What are the causes of Hypothermia?
Hypothermia is the lowering of core body temperature to 35°C (95°F) or below. This is an important medical emergency for first aiders and first responders to recognise.
Commonly encountered causes of hypothermia include:
- overwhelming cold stress, such as immersion in icy water
- metabolic diseases, for example hypoglycaemia, adrenal insufficiency or hypothyroidism
- drugs, including alcohol, antidepressants, sedatives or tranquillisers
Maintaining a normal body temperature depends on the ability to lose heat to the environment at the same rate as it is produced by the body. In normal individuals, body temperature regulation is usually very effective.

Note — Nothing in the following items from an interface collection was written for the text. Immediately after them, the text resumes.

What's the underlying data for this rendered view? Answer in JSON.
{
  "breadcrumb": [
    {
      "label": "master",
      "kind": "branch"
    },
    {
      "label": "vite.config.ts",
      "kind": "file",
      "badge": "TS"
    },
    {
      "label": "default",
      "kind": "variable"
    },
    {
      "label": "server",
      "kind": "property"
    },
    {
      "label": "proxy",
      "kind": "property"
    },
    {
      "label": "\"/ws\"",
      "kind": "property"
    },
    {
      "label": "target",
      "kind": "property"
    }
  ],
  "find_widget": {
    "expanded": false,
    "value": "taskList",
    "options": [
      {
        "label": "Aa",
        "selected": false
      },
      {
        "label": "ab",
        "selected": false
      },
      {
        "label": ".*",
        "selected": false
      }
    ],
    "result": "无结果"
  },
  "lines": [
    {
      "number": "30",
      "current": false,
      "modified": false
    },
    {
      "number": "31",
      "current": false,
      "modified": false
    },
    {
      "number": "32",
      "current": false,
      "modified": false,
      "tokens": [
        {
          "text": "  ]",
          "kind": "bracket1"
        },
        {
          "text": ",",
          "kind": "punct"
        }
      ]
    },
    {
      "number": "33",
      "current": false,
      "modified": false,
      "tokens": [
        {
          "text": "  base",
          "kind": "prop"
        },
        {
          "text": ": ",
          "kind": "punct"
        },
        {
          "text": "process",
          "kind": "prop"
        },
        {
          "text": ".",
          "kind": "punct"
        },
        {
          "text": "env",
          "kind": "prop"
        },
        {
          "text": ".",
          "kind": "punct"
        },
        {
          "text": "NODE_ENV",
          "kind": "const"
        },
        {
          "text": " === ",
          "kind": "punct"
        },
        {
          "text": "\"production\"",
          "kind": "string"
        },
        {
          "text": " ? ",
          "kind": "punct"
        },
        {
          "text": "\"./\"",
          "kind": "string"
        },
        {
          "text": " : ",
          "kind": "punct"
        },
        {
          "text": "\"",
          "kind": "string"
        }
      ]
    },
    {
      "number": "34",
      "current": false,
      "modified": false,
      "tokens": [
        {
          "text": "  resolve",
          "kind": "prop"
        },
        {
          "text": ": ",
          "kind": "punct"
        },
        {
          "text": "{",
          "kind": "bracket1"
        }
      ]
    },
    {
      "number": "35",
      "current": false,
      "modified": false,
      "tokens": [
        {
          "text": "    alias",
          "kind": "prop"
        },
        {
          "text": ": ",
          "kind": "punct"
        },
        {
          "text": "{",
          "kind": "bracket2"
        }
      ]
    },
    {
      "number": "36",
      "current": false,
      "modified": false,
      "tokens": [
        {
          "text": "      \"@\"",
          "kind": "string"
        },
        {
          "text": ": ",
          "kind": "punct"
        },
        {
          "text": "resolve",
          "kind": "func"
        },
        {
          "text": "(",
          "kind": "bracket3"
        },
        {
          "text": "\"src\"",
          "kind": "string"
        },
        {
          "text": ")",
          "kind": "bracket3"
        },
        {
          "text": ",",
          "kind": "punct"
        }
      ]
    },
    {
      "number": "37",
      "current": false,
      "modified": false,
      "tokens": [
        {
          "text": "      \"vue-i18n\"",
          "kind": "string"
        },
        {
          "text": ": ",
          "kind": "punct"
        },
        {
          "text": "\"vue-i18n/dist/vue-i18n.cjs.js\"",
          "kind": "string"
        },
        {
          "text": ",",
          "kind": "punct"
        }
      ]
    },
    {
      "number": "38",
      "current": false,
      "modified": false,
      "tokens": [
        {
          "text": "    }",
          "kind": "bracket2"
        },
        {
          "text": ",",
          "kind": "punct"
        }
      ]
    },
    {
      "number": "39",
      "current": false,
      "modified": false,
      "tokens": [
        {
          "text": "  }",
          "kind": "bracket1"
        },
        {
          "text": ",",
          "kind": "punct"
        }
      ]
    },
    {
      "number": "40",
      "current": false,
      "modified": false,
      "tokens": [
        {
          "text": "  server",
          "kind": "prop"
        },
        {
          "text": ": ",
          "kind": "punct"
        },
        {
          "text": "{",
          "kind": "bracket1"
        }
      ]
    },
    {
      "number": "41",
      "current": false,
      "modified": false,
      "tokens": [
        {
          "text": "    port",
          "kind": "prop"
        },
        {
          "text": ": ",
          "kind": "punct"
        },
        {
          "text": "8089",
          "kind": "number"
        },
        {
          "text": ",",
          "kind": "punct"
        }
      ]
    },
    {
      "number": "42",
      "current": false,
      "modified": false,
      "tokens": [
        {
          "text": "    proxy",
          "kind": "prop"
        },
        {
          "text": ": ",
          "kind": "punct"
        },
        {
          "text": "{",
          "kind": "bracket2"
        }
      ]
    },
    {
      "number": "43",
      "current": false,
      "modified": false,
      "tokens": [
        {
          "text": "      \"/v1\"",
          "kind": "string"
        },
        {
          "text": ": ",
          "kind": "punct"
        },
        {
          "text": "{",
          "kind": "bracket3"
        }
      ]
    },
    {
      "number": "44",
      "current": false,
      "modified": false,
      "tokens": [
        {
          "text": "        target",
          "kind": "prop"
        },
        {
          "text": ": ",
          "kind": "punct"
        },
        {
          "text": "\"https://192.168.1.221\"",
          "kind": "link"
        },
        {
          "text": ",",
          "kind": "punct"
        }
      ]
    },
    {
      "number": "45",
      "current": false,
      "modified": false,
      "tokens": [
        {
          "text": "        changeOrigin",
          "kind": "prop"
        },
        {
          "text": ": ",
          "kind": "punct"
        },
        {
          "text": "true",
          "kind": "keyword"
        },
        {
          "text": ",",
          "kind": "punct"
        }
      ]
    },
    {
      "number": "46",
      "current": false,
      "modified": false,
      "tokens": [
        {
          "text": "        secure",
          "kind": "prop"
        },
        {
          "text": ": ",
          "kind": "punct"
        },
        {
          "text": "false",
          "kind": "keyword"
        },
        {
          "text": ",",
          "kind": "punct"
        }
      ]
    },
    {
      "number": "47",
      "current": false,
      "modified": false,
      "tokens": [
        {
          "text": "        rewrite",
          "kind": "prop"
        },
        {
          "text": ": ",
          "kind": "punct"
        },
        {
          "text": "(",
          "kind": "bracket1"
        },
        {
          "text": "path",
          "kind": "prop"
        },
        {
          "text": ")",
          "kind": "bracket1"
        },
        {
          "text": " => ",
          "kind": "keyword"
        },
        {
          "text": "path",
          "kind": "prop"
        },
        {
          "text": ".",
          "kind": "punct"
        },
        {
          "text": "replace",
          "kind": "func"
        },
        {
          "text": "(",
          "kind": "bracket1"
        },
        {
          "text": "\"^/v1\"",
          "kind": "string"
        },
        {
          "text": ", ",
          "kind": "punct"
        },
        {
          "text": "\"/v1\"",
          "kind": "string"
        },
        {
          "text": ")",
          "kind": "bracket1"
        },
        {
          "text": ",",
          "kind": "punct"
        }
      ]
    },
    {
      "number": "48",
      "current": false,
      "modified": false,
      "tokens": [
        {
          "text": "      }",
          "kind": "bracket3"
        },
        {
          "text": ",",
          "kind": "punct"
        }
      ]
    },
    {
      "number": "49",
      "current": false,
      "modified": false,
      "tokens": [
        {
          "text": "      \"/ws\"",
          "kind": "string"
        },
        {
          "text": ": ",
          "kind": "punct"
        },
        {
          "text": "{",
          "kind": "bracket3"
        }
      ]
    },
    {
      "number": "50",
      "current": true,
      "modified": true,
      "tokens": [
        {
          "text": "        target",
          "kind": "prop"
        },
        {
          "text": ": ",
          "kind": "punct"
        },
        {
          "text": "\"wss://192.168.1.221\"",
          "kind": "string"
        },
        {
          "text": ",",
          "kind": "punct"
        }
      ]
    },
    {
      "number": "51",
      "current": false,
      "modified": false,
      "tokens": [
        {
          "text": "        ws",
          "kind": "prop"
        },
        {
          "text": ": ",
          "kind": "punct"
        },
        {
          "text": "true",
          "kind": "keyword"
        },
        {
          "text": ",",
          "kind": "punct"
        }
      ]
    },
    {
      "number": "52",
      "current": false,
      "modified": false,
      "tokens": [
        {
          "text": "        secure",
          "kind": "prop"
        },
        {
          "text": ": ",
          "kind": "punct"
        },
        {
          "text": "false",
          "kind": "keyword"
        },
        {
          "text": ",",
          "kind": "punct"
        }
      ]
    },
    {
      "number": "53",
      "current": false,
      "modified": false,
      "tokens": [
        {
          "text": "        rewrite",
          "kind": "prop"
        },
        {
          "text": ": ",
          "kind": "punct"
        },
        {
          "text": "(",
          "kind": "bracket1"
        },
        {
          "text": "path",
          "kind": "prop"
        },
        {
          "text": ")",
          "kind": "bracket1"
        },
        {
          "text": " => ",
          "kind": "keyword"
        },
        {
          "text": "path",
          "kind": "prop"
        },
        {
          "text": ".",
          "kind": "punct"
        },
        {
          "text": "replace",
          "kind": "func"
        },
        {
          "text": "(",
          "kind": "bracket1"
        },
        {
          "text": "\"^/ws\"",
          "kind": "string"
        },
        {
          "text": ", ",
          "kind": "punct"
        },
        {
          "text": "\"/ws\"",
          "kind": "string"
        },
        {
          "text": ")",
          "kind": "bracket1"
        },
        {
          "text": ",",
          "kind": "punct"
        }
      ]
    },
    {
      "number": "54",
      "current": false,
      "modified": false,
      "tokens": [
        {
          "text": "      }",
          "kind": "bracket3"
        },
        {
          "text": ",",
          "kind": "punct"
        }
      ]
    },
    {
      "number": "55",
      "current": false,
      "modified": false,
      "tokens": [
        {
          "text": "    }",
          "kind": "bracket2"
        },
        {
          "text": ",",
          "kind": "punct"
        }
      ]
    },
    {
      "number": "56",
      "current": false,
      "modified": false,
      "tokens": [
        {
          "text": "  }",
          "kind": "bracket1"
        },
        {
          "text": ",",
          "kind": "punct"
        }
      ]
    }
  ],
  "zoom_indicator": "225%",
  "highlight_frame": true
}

Exhaustion reduces the effectiveness and when exposed to extremes of cold for a period of time, especially under huge physical effort, hypothermia is often encountered.
Heat can be transferred from the body to its surroundings in four ways:
- Conduction is the heat exchange that occurs when the body is in direct contact with a cold material. At rest, about three per cent of the body’s heat is lost via conduction to solid materials in contact with the body, for example a chair or clothing;
- Convection is the transfer of heat by movement of a gas or liquid. At rest, about 15 per cent of the body’s heat is lost to the air by conduction and convention. The ‘wind-chill’ effect can double heat loss;
- Radiation is the transfer of heat in the form of infra-red radiation. In a room at 21°C about 60 per cent of the body’s heat occurs via radiation in a resting person;
- Evaporation is the conversion of a liquid to a vapour. Under normal resting conditions, about 22 per cent of heat loss occurs through the evaporation of about 700 ml of water per day, 300 ml in exhaled air and 400 ml from the skin surface.
Because the elderly have reduced metabolic protection against a cold environment coupled with a reduced perception of cold, they are at greater risk for developing hypothermia. Young babies, because of an undeveloped thermoregulatory centre, and people involved in outdoor activities are also at high risk of hypothermia.